“So it's more lanes, and if you make one or two guys miss, you're in the open field as opposed to when you’re returning kicks. It's just a lot harder to get a kick return to the house than it is a punt return.”
Does Hall have a sense of just how poorly Rams special teams have performed in recent years?
“The fact that they traded for me and gave up (a fifth-round draft pick), it had to be pretty bad,” Hall said with a chuckle. “I know it's not good, and we — as a unit — we're definitely going to get that turned around.
“I know this was something that needed to be addressed, and by bringing coach Al Roberts in and bringing me in — just putting the focus on it — I think that's the No. 1 thing. A lot of teams want to have great special teams, but they don't want to put the necessary work in to make it a good team. And I think that's one thing that this organization has started to do, put an actual focus in.”
The amount of the work the Rams are putting into special teams is testament to that.
“We have two or three (special teams) practice sessions,” Hall said. “In the beginning we do a walk-through before our practice. We do one in practice, and then we do another session after practice. That's a lot of special teams.
“Most teams don't put that much work in on the field. They might ask you to do it in the classroom or individually, but to actually set aside three sessions in one practice during training camp lets me know that they're serious.”
Most fans say it's about time. There has been an obvious and frustrating lack of emphasis regarding special teams almost every season since the Rams moved to St. Louis in 1995. That seems to be changing this year.
“Of course, it's a team game,” Linehan said. “It's not Dante Hall making 11 guys miss. We’ve got to do it, but it's going to charge some energy into that group. They're going to be held to a different level of accountability now for giving the guy a chance, and everybody's got to buy into that team concept of special teams. It’s not going to be just him."

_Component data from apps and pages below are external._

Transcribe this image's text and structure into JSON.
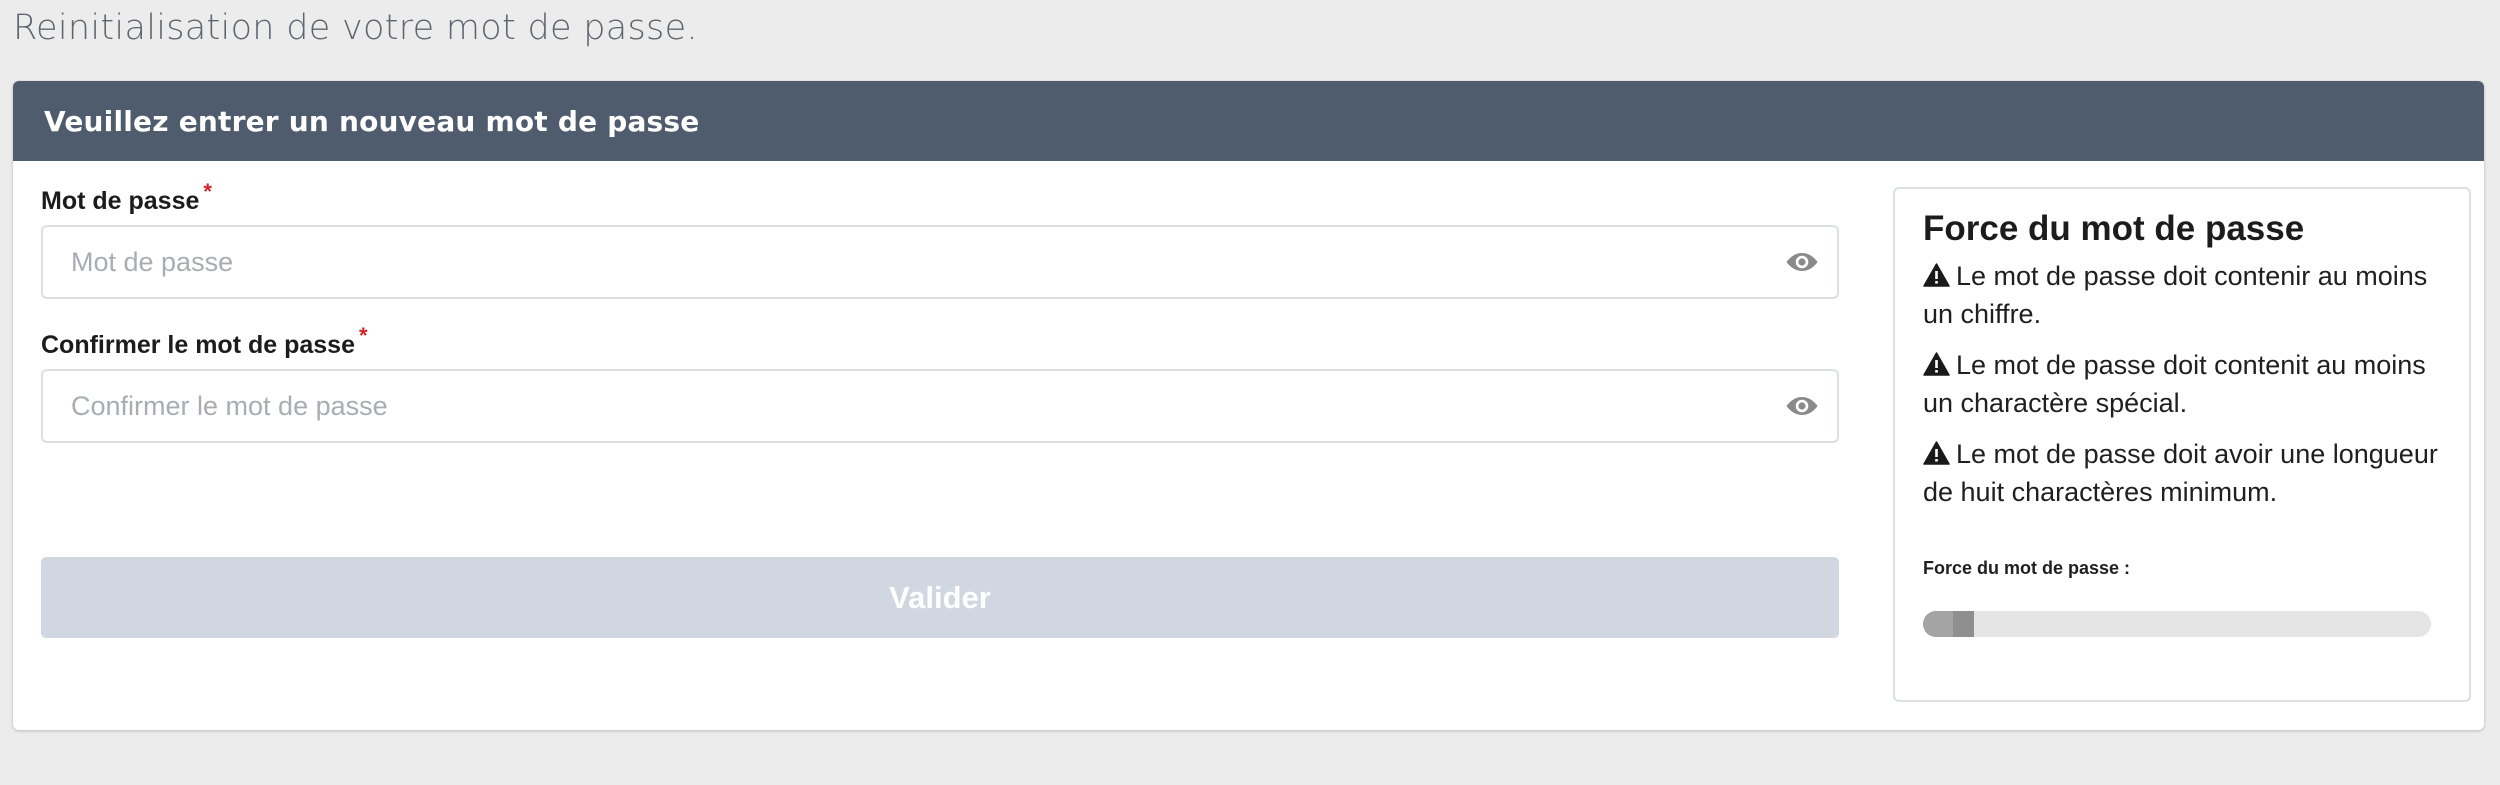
{
  "page": {
    "heading": "Reinitialisation de votre mot de passe."
  },
  "card": {
    "header_title": "Veuillez entrer un nouveau mot de passe"
  },
  "form": {
    "password": {
      "label": "Mot de passe",
      "required_mark": "*",
      "placeholder": "Mot de passe",
      "value": ""
    },
    "confirm_password": {
      "label": "Confirmer le mot de passe",
      "required_mark": "*",
      "placeholder": "Confirmer le mot de passe",
      "value": ""
    },
    "submit_label": "Valider"
  },
  "strength": {
    "title": "Force du mot de passe",
    "rules": [
      {
        "icon": "warning-icon",
        "text": "Le mot de passe doit contenir au moins un chiffre."
      },
      {
        "icon": "warning-icon",
        "text": "Le mot de passe doit contenit au moins un charactère spécial."
      },
      {
        "icon": "warning-icon",
        "text": "Le mot de passe doit avoir une longueur de huit charactères minimum."
      }
    ],
    "meter_label": "Force du mot de passe :",
    "meter_level_percent": 10
  },
  "colors": {
    "header_bg": "#4e5c6d",
    "page_bg": "#ececec",
    "required": "#d3232b",
    "button_disabled_bg": "#d0d7e0",
    "meter_fill": "#8f8f8f",
    "meter_track": "#e5e5e5"
  }
}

Hall says the biggest key to a successful punt or kickoff return is timing.
“If the guys do a great job of blocking but it's too early or too late, no matter what I'm doing it won't work,” Hall said. “So we all must be on the same page. That's why you have to put so much time in it.
“You have to know my style of running; I have to know how they're going to block, how they like to block — is it a kill shot, is it just technique. Once you work together for so long, you get the timing down. That's the No. 1 thing.
“And then after that, of course, all great returners have to, at some point, make a couple of guys miss.”
As a kick returner, Hall has been called “The X-Factor, The Human Torch, The Human Glowstick and The Human Joystick,” among his many monickers.
The Rams would gladly settle for calling him successful.
Hal Pilger can be reached at (217) 788-1548 or firstname.lastname@example.org.